Latino Film Festival
Gael Garcia Bernal in ‘Who is Dayani Cristal?’
Latino Film Festival Turns 21
The March 13-23 fare is ‘fun and full of comedies’
The San Diego Latino Film Festival is coming of age this month — turning 21.
And it will be fun and full of comedies, in honor of recent Latino box office hits “Instructions Not Included” in the U.S. and “Nosotros Los Nobles” in Mexico.
“When you look at the box office hits from this past year, Latino cinema really hit a positive cord with audiences when it came to comedies,” said Ethan van Thillo, executive director and founder of North Park’s Media Arts Center San Diego, the organization that produces the festival.
The festival is set to take place March 13-23 at the Digiplex Mission Valley Cinemas in San Diego, 7510 Hazard Center Drive.
“Whether it’s ‘Instructions not Included’ or ‘Nosotros los Nobles,’ comedies are really showing their muscle at the box office, and at this year’s film festival we hope to celebrate and highlight this trend with comedies with Jaime Camil and John Leguizamo, among others,” said Van Thillo.
Glenn Heath, festival artistic director, said audiences can expect comedies of all kind, including wacky, hilarious, and off-beat variations of classic stories. Such as recent Colombian box office hit “El Paseo 2” with John Leguizamo, Spain’s ensemble comedy, Una Pistola En Cada Mano with Ricardo Darin (“The Secret of their Eyes,” 2009),and “200 Cartas,” a bilingual U.S. romantic comedy starring Jaime Camil (“Pulling Strings,” 2013).
Additional comedies include John Leguizamo’s soon to be released HBO special “Ghetto Klown,” Mexican romantic comedy “I Don’t Know Whether to Slit My Wrists or Leave Them Long” with Luis Gerardo Mendez (“Nosotros los Nobles,” 2013), “Casese quien pueda” from Mexico starring Martha Higadera (“Street Kings,” 2008), “Me Late Chocolate” also from Mexico with Karla Souza (“Nosotros los Nobles,” 2013) and Brazilian box office hit “My Mom is a Character.”

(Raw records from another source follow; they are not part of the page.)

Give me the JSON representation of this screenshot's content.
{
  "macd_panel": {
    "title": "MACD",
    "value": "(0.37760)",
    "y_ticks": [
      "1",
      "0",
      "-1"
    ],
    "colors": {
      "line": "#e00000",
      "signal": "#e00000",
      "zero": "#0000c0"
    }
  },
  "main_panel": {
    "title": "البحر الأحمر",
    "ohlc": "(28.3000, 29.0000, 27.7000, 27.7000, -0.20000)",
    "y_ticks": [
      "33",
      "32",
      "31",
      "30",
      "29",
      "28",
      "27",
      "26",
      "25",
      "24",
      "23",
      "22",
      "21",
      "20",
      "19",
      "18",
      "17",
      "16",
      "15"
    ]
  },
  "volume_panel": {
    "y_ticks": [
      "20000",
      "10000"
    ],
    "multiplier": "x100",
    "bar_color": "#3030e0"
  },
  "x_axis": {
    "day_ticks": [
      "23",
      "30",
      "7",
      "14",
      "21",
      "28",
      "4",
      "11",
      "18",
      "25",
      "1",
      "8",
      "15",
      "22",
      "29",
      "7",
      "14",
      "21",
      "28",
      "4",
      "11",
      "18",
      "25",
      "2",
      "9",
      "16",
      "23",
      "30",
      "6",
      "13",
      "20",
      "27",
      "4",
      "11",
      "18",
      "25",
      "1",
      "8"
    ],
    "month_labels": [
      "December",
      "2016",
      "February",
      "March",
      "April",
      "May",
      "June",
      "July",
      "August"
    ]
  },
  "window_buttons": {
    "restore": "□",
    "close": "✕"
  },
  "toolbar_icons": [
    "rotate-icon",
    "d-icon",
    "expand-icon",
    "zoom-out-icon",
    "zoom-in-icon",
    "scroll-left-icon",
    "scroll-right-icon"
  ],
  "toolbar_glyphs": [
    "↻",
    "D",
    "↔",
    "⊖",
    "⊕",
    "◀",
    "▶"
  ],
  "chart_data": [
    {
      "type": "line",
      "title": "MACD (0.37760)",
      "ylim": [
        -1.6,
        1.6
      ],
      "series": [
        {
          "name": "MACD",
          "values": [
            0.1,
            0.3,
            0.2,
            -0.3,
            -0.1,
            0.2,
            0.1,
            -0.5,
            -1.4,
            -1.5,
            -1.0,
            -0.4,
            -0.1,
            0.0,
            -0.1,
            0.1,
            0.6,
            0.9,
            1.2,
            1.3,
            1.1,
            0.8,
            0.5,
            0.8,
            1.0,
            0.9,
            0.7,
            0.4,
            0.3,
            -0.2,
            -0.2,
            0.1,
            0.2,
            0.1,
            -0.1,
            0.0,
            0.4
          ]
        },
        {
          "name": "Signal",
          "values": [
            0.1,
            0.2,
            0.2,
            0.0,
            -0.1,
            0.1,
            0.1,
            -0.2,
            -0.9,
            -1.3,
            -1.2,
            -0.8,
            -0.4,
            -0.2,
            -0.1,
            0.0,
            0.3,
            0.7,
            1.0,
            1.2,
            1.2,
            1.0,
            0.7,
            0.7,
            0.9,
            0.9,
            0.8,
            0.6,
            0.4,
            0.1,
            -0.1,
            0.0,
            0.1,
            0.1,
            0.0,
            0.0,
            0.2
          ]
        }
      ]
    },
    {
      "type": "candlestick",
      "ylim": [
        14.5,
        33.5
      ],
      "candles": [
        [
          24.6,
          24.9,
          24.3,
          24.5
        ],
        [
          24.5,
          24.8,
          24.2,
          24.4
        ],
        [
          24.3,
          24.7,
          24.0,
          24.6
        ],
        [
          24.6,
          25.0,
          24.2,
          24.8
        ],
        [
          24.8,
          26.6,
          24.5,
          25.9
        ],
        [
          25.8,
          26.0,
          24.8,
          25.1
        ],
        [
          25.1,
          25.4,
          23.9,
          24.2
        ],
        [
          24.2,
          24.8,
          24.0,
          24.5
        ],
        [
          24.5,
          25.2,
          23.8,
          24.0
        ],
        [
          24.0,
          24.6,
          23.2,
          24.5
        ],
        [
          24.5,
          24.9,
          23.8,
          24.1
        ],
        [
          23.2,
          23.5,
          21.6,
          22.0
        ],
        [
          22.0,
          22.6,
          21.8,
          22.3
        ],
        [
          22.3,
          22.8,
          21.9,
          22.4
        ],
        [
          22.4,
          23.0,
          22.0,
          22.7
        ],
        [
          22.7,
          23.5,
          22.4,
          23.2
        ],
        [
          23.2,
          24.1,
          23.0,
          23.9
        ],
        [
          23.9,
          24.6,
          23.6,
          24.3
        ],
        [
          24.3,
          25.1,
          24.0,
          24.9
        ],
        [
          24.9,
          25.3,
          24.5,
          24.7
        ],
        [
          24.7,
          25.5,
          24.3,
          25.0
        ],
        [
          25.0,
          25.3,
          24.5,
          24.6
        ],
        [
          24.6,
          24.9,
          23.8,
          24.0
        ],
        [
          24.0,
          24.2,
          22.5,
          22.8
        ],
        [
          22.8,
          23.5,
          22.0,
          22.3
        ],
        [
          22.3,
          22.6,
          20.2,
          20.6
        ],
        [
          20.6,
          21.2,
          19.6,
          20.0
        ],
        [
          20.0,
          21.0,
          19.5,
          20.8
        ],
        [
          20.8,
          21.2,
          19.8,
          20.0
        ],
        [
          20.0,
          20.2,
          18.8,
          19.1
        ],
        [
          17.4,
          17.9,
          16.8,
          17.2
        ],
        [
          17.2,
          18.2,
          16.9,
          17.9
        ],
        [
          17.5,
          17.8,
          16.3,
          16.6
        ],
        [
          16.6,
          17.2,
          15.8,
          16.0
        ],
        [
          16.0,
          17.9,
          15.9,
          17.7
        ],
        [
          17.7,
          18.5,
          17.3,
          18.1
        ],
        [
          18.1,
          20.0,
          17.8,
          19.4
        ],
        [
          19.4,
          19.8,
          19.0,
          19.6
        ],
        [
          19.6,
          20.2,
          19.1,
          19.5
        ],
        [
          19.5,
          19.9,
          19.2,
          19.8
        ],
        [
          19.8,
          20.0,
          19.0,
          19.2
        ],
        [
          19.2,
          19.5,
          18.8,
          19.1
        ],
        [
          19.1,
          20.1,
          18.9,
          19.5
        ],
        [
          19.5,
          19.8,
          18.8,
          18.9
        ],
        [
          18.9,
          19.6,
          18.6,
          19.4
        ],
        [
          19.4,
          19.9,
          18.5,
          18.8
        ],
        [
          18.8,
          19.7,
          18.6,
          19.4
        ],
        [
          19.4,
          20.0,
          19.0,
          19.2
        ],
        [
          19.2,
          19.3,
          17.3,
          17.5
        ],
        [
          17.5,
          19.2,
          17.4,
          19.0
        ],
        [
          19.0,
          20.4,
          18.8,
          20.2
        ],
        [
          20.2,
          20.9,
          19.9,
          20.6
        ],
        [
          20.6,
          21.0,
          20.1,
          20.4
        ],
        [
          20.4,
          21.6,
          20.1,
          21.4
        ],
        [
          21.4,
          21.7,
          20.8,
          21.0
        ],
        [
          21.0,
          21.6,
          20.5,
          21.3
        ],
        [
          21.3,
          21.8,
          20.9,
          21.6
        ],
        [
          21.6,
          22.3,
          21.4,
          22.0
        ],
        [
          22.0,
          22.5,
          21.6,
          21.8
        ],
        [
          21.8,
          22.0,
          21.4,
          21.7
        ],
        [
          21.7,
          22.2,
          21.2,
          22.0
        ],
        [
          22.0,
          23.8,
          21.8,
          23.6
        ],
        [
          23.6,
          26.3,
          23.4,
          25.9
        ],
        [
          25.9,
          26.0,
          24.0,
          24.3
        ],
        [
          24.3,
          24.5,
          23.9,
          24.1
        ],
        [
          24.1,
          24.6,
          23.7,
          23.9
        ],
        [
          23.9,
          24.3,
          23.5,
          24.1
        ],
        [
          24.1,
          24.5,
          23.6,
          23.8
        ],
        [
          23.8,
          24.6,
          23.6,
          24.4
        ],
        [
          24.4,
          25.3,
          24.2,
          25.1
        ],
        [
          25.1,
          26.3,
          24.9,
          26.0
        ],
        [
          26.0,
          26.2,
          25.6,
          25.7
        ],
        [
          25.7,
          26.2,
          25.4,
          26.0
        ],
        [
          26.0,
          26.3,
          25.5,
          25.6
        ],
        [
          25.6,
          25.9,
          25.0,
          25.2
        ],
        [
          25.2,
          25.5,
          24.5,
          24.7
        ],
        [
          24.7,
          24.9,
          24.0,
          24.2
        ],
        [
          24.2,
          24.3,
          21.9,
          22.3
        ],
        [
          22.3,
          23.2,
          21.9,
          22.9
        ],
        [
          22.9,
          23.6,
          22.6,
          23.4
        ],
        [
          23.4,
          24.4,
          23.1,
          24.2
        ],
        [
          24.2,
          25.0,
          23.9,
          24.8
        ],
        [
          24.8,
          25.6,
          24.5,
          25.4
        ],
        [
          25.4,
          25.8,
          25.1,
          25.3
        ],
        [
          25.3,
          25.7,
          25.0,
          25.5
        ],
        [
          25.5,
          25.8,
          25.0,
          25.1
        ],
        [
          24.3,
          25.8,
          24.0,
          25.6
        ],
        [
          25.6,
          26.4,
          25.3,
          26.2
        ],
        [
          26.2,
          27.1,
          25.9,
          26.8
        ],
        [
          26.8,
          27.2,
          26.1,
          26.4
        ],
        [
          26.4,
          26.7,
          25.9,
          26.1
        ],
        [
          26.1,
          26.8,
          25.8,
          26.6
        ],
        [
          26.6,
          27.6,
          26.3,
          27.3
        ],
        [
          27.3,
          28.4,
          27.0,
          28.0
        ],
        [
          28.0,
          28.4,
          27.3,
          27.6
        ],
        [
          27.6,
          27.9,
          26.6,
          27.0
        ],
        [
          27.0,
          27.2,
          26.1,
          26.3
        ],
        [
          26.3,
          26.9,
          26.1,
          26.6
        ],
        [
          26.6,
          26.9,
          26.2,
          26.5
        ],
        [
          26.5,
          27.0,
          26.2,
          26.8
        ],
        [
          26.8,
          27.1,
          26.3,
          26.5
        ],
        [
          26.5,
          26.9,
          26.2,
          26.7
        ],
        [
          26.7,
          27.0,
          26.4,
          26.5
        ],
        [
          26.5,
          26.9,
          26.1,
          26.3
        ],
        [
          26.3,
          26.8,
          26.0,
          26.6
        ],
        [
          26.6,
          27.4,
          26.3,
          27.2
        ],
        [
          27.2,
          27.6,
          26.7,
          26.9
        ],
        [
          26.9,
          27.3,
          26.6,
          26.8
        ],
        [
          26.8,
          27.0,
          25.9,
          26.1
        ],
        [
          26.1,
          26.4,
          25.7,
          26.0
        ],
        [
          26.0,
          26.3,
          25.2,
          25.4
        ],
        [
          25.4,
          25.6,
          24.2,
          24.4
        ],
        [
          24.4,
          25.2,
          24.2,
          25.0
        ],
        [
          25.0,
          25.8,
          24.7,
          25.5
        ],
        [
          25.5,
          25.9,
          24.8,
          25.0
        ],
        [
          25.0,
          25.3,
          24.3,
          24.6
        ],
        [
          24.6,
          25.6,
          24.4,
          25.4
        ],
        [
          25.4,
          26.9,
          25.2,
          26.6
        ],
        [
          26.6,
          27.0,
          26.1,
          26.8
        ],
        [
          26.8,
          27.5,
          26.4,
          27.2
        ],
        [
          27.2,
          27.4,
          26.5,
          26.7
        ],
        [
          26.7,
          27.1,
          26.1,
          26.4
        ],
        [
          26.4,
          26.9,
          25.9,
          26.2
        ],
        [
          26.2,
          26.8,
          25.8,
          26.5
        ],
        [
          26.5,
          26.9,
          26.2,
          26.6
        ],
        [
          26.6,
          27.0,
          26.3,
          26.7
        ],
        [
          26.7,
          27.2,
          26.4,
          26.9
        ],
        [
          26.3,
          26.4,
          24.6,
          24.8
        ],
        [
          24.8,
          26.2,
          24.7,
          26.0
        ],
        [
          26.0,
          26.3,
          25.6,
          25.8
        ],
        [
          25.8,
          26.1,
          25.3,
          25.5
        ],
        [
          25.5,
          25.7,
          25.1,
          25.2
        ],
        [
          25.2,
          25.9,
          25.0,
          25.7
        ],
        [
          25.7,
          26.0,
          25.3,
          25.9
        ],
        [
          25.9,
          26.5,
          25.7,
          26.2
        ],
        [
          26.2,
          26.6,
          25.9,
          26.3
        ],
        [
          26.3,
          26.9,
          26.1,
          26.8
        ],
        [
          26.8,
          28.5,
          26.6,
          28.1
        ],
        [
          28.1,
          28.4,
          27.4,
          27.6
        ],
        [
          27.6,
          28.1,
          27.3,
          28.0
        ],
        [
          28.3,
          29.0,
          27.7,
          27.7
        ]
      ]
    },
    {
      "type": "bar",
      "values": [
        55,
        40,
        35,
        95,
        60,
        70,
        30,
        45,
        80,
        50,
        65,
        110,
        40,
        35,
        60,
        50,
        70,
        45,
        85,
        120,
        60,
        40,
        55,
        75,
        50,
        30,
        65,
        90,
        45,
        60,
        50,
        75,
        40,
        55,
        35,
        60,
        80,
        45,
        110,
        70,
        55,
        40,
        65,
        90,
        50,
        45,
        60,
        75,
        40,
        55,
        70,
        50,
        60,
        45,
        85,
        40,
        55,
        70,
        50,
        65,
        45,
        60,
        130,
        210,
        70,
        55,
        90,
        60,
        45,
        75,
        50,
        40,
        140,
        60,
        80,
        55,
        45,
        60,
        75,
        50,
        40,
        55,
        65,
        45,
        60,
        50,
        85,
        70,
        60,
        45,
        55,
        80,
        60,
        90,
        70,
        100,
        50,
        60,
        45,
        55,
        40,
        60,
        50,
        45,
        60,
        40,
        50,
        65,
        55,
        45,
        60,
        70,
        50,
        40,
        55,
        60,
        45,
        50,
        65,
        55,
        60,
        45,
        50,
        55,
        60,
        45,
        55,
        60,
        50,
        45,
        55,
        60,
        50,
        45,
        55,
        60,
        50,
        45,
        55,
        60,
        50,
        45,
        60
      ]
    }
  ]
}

The festival will have many more films, including “Who is Dayani Cristal?,” a U.S./Mexico immigration documentary with Gael Garcia Bernal
(“Casa de Mi Padre,” 2012); Argentine thriller “Thesis on a Homicide” starring leading actor Ricardo Darin; Carlos Cuaron’s romantic coming of age “Besos de Azucar” with Héctor Jiménez (“Nacho Libre,” 2006); Mexican drama “Deseo” with Christian Bach; and making its world-premiere, the Mexican historical drama “Los Arboles Mueren de Pie” with Jaime Camil.
“This programming every year showcases some of the biggest stars and filmmakers working in Latin America, Mexico and the U.S.,” Heath said.
On the festival turning 21 this year, Van Thillo said it has been an honor to work on such an incredible celebration of Latino cinema, filmmakers and actors, like Michael Peña in the soon to be released Cesar Chavez biopic, Academy Award nominee Demian Bichir, and Golden Globe winning director Alfonso Cuarón.
“So much has transpired over the years; yet, one thing remains. Each year we are so fortunate to be able to showcase such a wonderful and diverse selection of films. I am so thankful to the community for their on-going support over the years and for making the festival a reality,” Van Thillo said. added.
Festival passes are now on sale. The All Access Festival Pass, which includes over 150
programs, costs $200 and the Film Pass offering entrance to 11 films is selling for $100. For more information go to www.sdlatinofilm.com or call (619) 230-1938.